[[ Available records, beginning ]]

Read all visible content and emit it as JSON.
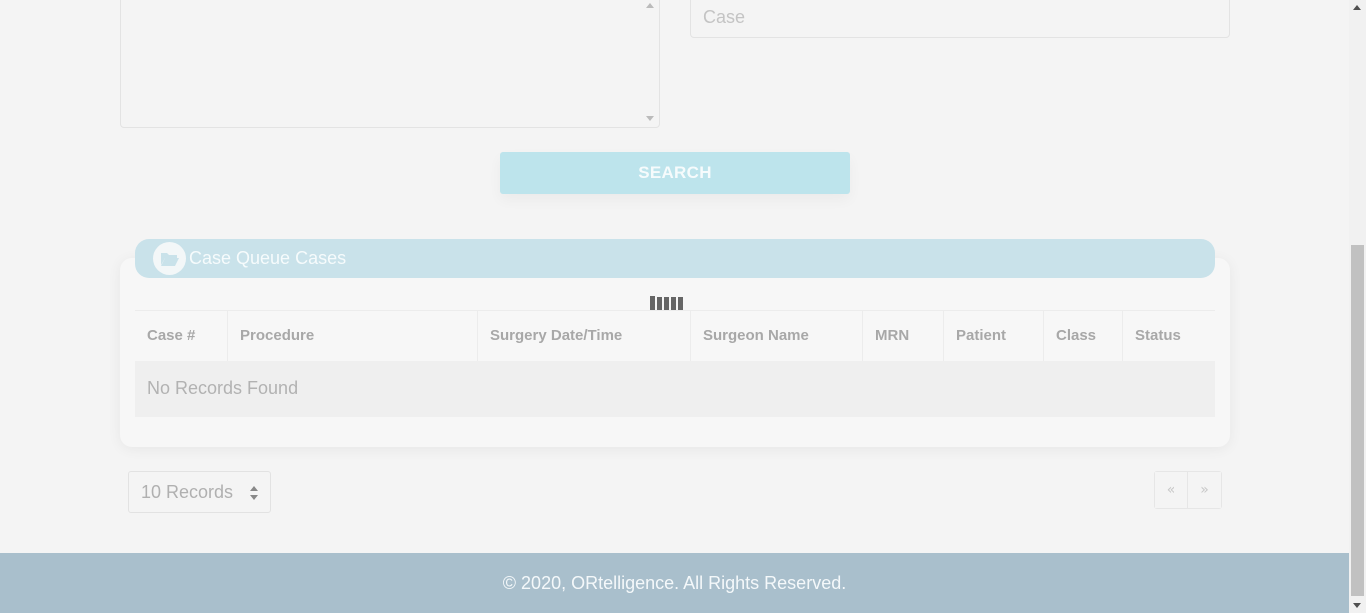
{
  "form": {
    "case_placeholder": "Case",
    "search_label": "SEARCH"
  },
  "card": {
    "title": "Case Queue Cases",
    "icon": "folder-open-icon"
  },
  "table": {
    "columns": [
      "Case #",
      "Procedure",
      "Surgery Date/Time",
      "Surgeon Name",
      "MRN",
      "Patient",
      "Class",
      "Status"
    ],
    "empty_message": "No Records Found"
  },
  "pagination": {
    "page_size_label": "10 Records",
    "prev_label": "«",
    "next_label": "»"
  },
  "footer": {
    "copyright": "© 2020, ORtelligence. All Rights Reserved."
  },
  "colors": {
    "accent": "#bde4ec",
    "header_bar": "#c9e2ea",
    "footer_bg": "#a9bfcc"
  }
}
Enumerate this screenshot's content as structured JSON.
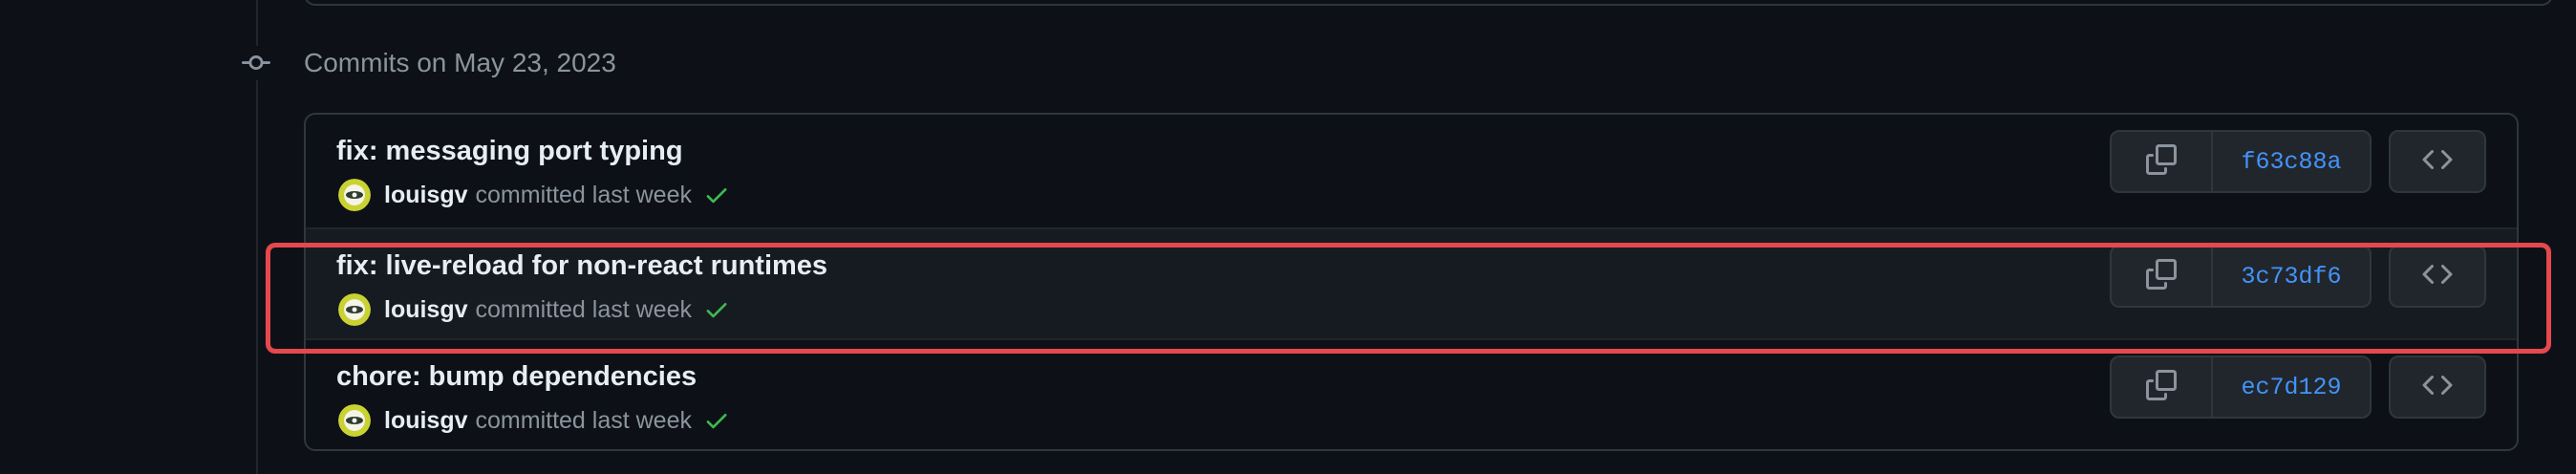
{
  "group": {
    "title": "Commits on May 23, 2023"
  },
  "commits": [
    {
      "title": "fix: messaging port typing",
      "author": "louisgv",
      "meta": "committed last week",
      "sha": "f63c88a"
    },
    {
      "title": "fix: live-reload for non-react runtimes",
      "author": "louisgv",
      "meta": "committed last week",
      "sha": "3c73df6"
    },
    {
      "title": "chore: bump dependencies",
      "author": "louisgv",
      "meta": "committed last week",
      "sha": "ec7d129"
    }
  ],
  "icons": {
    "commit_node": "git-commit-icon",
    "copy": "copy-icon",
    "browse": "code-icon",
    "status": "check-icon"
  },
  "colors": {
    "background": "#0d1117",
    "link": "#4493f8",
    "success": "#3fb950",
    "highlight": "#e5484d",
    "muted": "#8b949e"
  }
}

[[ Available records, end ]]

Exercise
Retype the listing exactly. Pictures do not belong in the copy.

Written reply
Read all visible content and emit it as JSON.
{
  "form": {
    "case_placeholder": "Case",
    "search_label": "SEARCH"
  },
  "card": {
    "title": "Case Queue Cases",
    "icon": "folder-open-icon"
  },
  "table": {
    "columns": [
      "Case #",
      "Procedure",
      "Surgery Date/Time",
      "Surgeon Name",
      "MRN",
      "Patient",
      "Class",
      "Status"
    ],
    "empty_message": "No Records Found"
  },
  "pagination": {
    "page_size_label": "10 Records",
    "prev_label": "«",
    "next_label": "»"
  },
  "footer": {
    "copyright": "© 2020, ORtelligence. All Rights Reserved."
  },
  "colors": {
    "accent": "#bde4ec",
    "header_bar": "#c9e2ea",
    "footer_bg": "#a9bfcc"
  }
}
Enumerate this screenshot's content as structured JSON.
{
  "group": {
    "title": "Commits on May 23, 2023"
  },
  "commits": [
    {
      "title": "fix: messaging port typing",
      "author": "louisgv",
      "meta": "committed last week",
      "sha": "f63c88a"
    },
    {
      "title": "fix: live-reload for non-react runtimes",
      "author": "louisgv",
      "meta": "committed last week",
      "sha": "3c73df6"
    },
    {
      "title": "chore: bump dependencies",
      "author": "louisgv",
      "meta": "committed last week",
      "sha": "ec7d129"
    }
  ],
  "icons": {
    "commit_node": "git-commit-icon",
    "copy": "copy-icon",
    "browse": "code-icon",
    "status": "check-icon"
  },
  "colors": {
    "background": "#0d1117",
    "link": "#4493f8",
    "success": "#3fb950",
    "highlight": "#e5484d",
    "muted": "#8b949e"
  }
}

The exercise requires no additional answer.